A functional network of connected wildlands is essential to the continued support of California's diverse natural communities in the face of both human development and climate change. Results will be used with California Wildlife: Conservation Challenges, California's Wildlife Action Plan; the California Climate Adaptation Strategy; and large-scale, multi-species conservation plans such as Natural Community Conservation Plans (NCCPs) and Habitat Conservation Plans (HCPs).

The maps and data will also be used to integrate natural resource considerations into transportation and land use planning processes such as the California Transportation Plan and Regional Blueprints.

Agency Contacts

Monica Parisi
CDFW Habitat Conservation Planning Branch
Monica.Parisi@wildlife.ca.gov

Amy Bailey
CalTrans Division of Environmental Analysis
Amy_Bailey@dot.ca.gov

Ecoregional Analyses Within California

Western States

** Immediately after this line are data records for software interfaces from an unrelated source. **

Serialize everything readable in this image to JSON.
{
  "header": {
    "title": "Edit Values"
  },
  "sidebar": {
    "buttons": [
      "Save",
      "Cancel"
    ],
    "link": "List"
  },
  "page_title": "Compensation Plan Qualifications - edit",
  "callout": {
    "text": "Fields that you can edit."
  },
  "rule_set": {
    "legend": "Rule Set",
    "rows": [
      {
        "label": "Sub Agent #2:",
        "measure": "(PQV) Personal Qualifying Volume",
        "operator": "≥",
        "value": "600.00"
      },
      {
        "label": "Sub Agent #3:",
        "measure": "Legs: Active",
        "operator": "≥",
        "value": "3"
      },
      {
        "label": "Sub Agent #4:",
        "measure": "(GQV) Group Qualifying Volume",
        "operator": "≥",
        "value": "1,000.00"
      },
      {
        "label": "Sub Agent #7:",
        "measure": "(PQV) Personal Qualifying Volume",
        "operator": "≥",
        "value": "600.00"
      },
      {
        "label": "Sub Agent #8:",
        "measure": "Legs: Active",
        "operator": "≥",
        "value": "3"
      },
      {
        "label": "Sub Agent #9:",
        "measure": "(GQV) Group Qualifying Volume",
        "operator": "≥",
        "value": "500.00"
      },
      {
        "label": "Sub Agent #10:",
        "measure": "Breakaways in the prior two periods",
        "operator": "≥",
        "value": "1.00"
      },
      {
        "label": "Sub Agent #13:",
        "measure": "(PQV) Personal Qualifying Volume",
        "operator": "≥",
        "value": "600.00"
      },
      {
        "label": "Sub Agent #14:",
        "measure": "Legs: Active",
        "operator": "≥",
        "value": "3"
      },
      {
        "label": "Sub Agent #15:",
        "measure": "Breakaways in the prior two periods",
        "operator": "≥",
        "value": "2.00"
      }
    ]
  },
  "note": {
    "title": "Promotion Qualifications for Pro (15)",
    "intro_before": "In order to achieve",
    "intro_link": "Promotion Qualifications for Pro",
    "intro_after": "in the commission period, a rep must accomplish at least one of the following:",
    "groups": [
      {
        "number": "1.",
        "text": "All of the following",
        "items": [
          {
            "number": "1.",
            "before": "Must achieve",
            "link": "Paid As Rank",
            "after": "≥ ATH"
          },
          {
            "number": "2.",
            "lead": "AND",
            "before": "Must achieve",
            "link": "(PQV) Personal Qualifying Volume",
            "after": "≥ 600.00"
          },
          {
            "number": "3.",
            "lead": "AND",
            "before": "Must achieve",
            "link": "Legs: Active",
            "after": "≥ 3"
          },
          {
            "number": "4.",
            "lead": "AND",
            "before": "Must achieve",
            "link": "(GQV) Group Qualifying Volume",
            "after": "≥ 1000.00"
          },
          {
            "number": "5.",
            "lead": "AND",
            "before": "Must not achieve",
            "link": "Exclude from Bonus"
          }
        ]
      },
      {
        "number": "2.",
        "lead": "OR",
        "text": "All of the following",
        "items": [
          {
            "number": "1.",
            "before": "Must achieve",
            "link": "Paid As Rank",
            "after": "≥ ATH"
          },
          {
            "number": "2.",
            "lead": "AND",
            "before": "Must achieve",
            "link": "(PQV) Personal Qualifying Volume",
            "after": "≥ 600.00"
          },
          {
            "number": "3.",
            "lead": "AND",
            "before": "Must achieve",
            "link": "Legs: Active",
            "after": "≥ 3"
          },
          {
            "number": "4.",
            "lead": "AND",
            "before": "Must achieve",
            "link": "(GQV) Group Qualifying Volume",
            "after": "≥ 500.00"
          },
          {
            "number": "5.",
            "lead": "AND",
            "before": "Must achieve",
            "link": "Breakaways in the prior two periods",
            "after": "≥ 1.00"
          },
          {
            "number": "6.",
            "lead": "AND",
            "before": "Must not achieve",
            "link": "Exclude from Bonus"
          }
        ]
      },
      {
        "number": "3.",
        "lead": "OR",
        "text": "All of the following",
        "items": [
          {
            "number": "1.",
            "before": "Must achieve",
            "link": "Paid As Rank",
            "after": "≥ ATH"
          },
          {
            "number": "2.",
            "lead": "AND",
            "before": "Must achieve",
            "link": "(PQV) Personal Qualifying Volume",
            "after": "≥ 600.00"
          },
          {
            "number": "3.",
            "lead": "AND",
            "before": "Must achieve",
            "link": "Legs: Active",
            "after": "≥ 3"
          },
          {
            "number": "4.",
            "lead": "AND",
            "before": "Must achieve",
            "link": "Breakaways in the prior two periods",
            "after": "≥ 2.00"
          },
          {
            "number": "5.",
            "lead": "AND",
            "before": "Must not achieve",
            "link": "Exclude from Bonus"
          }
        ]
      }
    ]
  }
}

Grant Funded Connectivity Research

State Wildlife Grants
2009 Shilling, F.M. and D.P. Waetjen. 2011. Regional Approach for Connectivity Analysis and Design.
Delineates several approaches for assessing and prioritizing connectivity and discusses their theoretical and practical foundations. A case study from the San Joaquin Valley illustrates an alternative to core and linkage modeling. Detailed technical appendices provide full metadata for the Geographic Information Systems (GIS) modeling done for the study area.
Local Assistance Grants for Natural Community Conservation Plans (NCCPs)
2011 United States Geological Survey. Adaptive Management of Wildlife Undercrossings for Small Animals.
2011 San Diego State University Research Foundation. Social Structure and Genetic Connectivity in the Southern Mule Deer: Implications for Management.
2008 Barrows, C.W. and M.F. Allen. 2009. Identifying Habitat Corridors for Palm Springs Pocket Mouse Populations.
2002 Tracey, J.A. and K.R. Crooks. 2004. Evaluating Landscape Connectivity in Coastal Southern California Using Individual-Based Movement Models.
2001 Campbell, K.F. 2003. Report of Coastal California Gnatcatcher Juvenile Dispersal Across Interstate 8 at the MSCP Southern Lakeside Archipelago Lands, San Diego County, California.
2000 Conservation Biology Institute. 2003. Wildlife Corridor Monitoring Study, Multiple Species Conservation Program.
2000 Conservation Biology Institute. 2003. Review of Regional Habitat Linkage Monitoring Locations, Multiple Species Conservation Program
2000 Conservation Biology Institute. 2002. Wildlife Corridor Monitoring Study for the Multiple Species Conservation Program.